The announcement followed by a day the latest known death of a person in Italy shortly after receiving the vaccine. A 57-year-old clarinet teacher, who received the vaccine in the northern Piedmont region on Saturday evening, as part of a national rollout for teachers, died at home early Sunday morning.
Autopsies have been ordered for that death, as well as to a handful of other deaths last week of others in Italy who had received the vaccine.
AstraZeneca: 37 reports in 17 million people
AstraZeneca said on its website that there have been 37 reports of blood clots out of more than 17 million people vaccinated in the 27-country European Union and Britain. The drugmaker said there is no evidence the vaccine carries an increased risk of clots.

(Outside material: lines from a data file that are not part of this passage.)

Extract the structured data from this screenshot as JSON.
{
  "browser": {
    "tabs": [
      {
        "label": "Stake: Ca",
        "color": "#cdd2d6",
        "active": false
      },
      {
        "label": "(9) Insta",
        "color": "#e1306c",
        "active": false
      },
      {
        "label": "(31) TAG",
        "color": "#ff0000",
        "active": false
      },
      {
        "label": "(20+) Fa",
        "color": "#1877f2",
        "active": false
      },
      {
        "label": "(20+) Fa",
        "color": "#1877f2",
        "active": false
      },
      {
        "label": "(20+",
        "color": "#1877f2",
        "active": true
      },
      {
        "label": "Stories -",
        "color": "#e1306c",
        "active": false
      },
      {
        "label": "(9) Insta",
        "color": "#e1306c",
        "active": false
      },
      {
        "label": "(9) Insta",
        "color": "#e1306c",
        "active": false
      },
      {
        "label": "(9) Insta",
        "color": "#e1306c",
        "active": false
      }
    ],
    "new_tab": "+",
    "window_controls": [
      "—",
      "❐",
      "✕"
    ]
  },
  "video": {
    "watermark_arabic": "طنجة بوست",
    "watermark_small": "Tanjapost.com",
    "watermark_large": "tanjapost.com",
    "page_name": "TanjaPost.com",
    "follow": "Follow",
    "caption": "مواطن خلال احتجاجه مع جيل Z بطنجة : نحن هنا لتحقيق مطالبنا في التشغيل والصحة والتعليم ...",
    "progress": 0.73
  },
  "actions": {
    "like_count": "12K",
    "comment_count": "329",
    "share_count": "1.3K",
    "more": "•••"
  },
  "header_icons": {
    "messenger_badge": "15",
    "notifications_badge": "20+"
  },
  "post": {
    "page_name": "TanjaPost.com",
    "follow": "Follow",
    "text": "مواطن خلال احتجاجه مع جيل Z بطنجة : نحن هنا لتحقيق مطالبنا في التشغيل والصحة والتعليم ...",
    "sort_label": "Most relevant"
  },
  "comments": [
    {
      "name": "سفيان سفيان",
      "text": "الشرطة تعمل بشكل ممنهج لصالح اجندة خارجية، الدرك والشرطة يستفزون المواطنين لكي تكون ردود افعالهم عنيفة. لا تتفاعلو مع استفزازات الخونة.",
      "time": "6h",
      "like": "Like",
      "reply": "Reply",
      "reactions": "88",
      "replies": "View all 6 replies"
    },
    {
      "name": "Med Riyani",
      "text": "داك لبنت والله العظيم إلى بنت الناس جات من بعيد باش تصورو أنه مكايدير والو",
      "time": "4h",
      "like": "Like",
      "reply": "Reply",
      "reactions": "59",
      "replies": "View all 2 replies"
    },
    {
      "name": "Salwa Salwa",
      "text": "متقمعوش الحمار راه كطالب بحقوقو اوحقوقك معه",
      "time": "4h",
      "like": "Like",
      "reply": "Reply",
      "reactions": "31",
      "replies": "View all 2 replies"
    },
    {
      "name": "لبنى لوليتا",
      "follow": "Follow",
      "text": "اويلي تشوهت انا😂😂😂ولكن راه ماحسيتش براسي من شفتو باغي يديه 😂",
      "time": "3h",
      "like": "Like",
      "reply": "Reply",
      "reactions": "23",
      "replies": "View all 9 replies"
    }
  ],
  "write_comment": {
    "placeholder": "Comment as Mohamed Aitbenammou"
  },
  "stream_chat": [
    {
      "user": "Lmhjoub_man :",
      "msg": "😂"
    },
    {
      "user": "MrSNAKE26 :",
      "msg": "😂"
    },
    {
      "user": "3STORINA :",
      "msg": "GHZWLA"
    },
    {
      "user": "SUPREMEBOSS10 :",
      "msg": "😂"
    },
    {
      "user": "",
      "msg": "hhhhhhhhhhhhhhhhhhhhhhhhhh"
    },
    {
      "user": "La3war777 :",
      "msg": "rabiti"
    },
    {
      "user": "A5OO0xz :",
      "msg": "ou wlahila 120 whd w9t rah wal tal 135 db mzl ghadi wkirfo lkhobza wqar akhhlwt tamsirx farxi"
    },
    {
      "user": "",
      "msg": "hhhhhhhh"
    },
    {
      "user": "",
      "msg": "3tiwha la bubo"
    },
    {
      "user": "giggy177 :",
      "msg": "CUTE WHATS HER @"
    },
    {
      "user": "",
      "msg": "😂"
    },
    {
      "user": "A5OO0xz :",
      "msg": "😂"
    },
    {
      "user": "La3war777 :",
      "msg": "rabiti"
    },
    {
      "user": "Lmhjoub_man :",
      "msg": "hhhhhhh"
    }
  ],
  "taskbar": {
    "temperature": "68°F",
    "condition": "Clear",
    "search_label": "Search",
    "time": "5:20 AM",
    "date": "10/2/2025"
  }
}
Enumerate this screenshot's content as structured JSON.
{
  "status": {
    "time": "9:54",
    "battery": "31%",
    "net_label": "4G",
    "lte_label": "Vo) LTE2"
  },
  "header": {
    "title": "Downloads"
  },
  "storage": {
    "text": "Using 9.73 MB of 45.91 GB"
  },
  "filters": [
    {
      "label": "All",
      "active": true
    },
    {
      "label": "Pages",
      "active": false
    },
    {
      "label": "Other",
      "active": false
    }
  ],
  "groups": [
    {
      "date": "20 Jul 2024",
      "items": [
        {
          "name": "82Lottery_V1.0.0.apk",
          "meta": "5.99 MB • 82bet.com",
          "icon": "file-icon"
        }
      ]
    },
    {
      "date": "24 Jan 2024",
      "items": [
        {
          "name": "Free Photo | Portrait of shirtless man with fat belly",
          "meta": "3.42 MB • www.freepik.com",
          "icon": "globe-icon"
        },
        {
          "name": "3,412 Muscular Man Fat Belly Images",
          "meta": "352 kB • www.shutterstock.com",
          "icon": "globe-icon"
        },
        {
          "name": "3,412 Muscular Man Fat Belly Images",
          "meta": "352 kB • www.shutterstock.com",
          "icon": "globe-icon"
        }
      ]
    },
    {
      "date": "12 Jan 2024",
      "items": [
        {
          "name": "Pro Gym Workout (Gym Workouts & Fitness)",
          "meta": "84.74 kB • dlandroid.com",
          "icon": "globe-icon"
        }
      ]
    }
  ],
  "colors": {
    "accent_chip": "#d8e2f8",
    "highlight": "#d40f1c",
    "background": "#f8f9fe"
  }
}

In fact, it said the incidence of clots is much lower than would be expected to occur naturally in a general population of this size and is similar to that of other licensed COVID-19 vaccines.
'No reason' for Australia to pause AstraZeneca vaccine rollout: expert
The European Medicines Agency and the World Health Organisation have also said that the data does not suggest the vaccine caused the clots and that people should continue to be immunised.
The AstraZeneca shot has become a key tool in European countries' efforts to vaccinate their citizens against COVID-19. But Pfizer's and Moderna's vaccines are also used on the continent, and Johnson & Johnson's one-shot vaccine has been authorised but not yet delivered.
In the US, which relies on the Pfizer and Moderna vaccines, AstraZeneca is expected to apply any day now for authorisation.
Blood clots can travel through the body and cause heart attacks, strokes and deadly blockages in the lungs. AstraZeneca reported 15 cases of deep vein thrombosis, or a type of clot that often develops in the legs, and 22 instances of pulmonary embolisms, or clots in the lungs.
Australia, Britain standing by vaccine
Denmark last week became the first country to temporarily halt use of the AstraZeneca vaccine in recent days to investigate. It said one person developed clots and died 10 days after receiving at least one dose. The other countries include Ireland, Thailand, the Netherlands, Norway, Iceland, Congo and Bulgaria.
Last week, Germany and France were among the nations that stuck by the shot, while Italy suspended only a specific batch of the vaccine. Australia and Britain have said they are standing by AstraZeneca's vaccine for now.
Spahn, the German health minister, said of the decision to suspend the AstraZeneca shot: "The most important thing for confidence is transparency." He said both first and second doses of the vaccine would be affected by the suspension.
German authorities have encouraged anyone who feels increasingly ill more than four days after receiving the shot — for example, with persistent headaches or dot-shaped bruises — to seek medical attention.
Germany has received slightly over 3 million doses of the AstraZeneca vaccine. Spahn said about 1.6 million doses of the shot have so far been administered in the country.
Q&A: What we know about the AstraZeneca vaccine
Is Australia planning to use the AstraZeneca vaccine?
Yes. Australia has secured about 54 million doses of the AstraZeneca vaccine with 50 million of them to be produced locally in Melbourne.The first shipment arrived in Australia at the end of February.
I'm Australian, which vaccine will I get?
Australia has approved the Pfizer/BioNTech vaccine and the Oxford/Astrazeneca vaccine. You will not be given a choice about which vaccine you get.
What does the government think about these blood clot developments?
Scott Morrison has moved to reassure Australians that the AstraZeneca coronavirus vaccine is safe.He said there was no need for Australia's Therapeutic Goods Administration (TGA) to reconsider the vaccine.The AstraZeneca vaccine was approved for use last month.